Friday, February 25, 2011

Good to the Last Squeeze

Cutest ink packaging ever!

I was thrilled to learn I could buy ink by the quarter pound, in tubes. It's cheaper and space-saving, which is a consideration for the time being. Now, along with my larger supply of whites and black, I can begin mixing more nuanced pantone colors. These represent a lot of the standard pantone colors, and are a mixture of rubber, oil, and soy-based inks.

Monday, February 14, 2011

Baby, Are you Down?

Just because it's Valentine's day, some images I've slowly been collecting:

(1) From Dover Publications, free sample art (2) Found on a really lovely blog written in French that I can't read: gris-bleu (3) Admittedly, poached from my friend Nana's blog: sankofa (4) Image from NPR article: My Heart Will Go On
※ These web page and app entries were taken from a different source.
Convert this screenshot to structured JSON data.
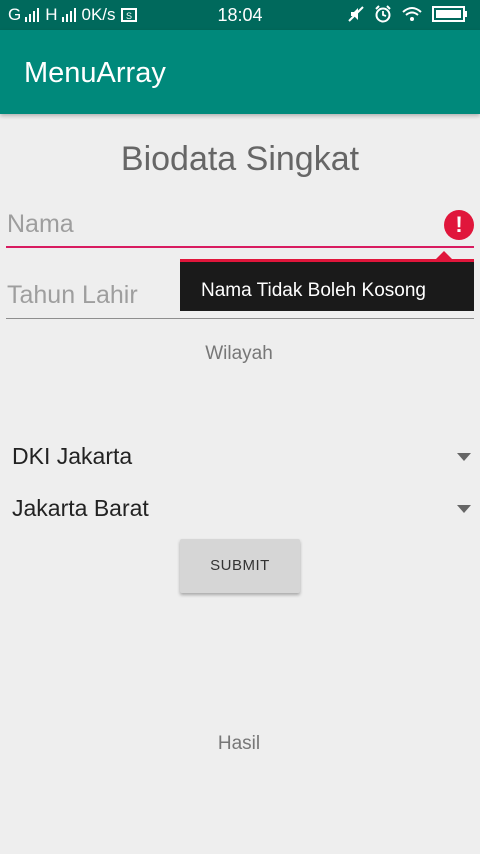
{
  "status_bar": {
    "carrier_1": "G",
    "carrier_2": "H",
    "speed": "0K/s",
    "time": "18:04",
    "icons": [
      "signal-icon",
      "screenshot-icon",
      "mute-icon",
      "alarm-icon",
      "wifi-icon",
      "battery-icon"
    ]
  },
  "app_bar": {
    "title": "MenuArray"
  },
  "form": {
    "title": "Biodata Singkat",
    "nama_placeholder": "Nama",
    "tahun_placeholder": "Tahun Lahir",
    "error_message": "Nama Tidak Boleh Kosong",
    "wilayah_label": "Wilayah",
    "provinsi_selected": "DKI Jakarta",
    "kota_selected": "Jakarta Barat",
    "submit_label": "SUBMIT",
    "hasil_label": "Hasil"
  },
  "colors": {
    "status_bar": "#00695c",
    "app_bar": "#00897b",
    "error": "#e0163b",
    "accent_underline": "#d81b60"
  }
}
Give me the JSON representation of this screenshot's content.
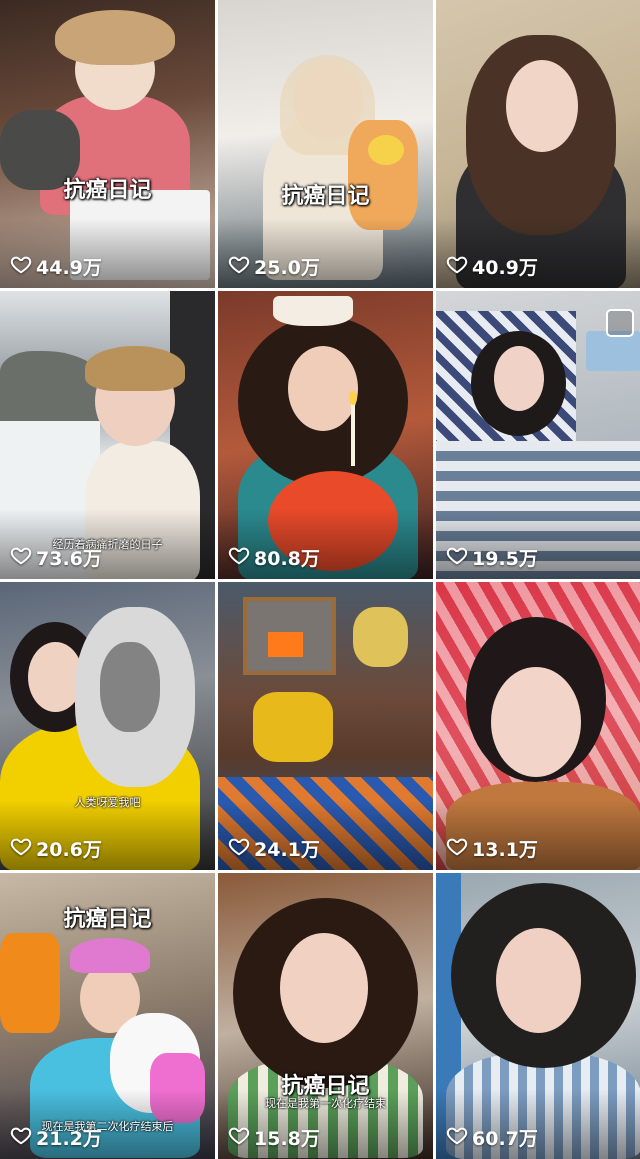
{
  "feed": {
    "tiles": [
      {
        "likes": "44.9万",
        "title": "抗癌日记",
        "subtitle": ""
      },
      {
        "likes": "25.0万",
        "title": "抗癌日记",
        "subtitle": ""
      },
      {
        "likes": "40.9万",
        "title": "",
        "subtitle": ""
      },
      {
        "likes": "73.6万",
        "title": "",
        "subtitle": "经历着病痛折磨的日子"
      },
      {
        "likes": "80.8万",
        "title": "",
        "subtitle": ""
      },
      {
        "likes": "19.5万",
        "title": "",
        "subtitle": ""
      },
      {
        "likes": "20.6万",
        "title": "",
        "subtitle": "人类呀爱我吧"
      },
      {
        "likes": "24.1万",
        "title": "",
        "subtitle": ""
      },
      {
        "likes": "13.1万",
        "title": "",
        "subtitle": ""
      },
      {
        "likes": "21.2万",
        "title": "抗癌日记",
        "subtitle": "现在是我第二次化疗结束后"
      },
      {
        "likes": "15.8万",
        "title": "抗癌日记",
        "subtitle": "现在是我第一次化疗结束"
      },
      {
        "likes": "60.7万",
        "title": "",
        "subtitle": ""
      }
    ]
  },
  "icons": {
    "like": "heart-outline-icon"
  },
  "colors": {
    "text": "#ffffff",
    "background": "#ffffff"
  }
}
p.s. The post title is a reference to a song I really shouldn't admit listening to... like, thirty times last week.

Friday, February 11, 2011

Epistles of Love

Soon it will be Valentine's day, and I decided not to print valentines this year. In the meantime, here are some valentines or epistles of love from the long past:

In 1907 this was addressed to a Miss Ethel Loving.

In 1910, someone wrote on the back only: "Still am wondering."

On the back, this reads:

Dear Lizzie:
I wish you wealth.
I wish you health.
I wish you gold in store.
I wish you heaven after earth.
What could I wish you more
when the golden sun is setting
and your thoughts from care are free
when others you are thinking
will you sometimes think of me.

Be sure and bring your umbrella tonight.
Yours, write soon.

And, from the same hand to the same Lizzie:

Ah. Lizzie I caught you on last night by proper. Don't squeeze him so tight or you might take a button off. I received your P.C. (postcard?) alright which is very nice. Write soon.


Then there is a side note that says: Take off stamp.


Indeed, the stamp has been removed and underneath is written:


The scandal! The intrigue! The romance!

Also: Check out the top 10 words associated with Valentine's Day here. There are some surprising definitions and etymologies. For example, "romantic" derives from the conquering powers of the Roman empire and "amour" actually refers to illicit love affairs. And Adonis was basically a player.

Wednesday, February 9, 2011

CBS News: Handwritten Thank You Notes

Stationary is becoming a luxury instead of a staple. The advent of email, ecards and the like make it easier than ever to say thank you or happy birthday or "I've arrived safely" and so on, which is a good thing. Not to mention, greener.

So I'm not here to advocate or change anyone's mind about using paper stationary, but for what it's worth, here's a recent CBS News segment on sending handwritten thank you notes:

(As seen via @stationaryshow on Twitter; may not display properly on Firefox browsers)

Personally, I grew up writing and sending thank you notes for every holiday, gift, etc. and when I was a tween, I had something like 7 pen-pals, including one as far away as Russia, which was then still part of the Soviet Union. Besides my stock of Hello Kitty papers, I also had my great-grandmother's stationary, which was always tissue-thin, perfumed, scallop-edged, in pale pastels. There was some yellow stationary I remember well, printed with butterflies. It was lovely and I used it all.

Jane Austen once wrote to her sister:

I have now attained the true art of letter-writing, which we are always told, is to express on paper exactly what one would say to the same person by word of mouth...

My own opinion is that a hand-written thank you note is a nice gesture, but only if it's not completely generic. You can always recycle the paper afterward. Otherwise, maybe a simple thank you in some other form would be best, though I've recently heard that saying thank you publicly and online - on Facebook or Twitter - is not good etiquette because it lets your inner circle know what they've missed or were excluded from. That, too, can be argued in more than one way. It's tricky business, being modern.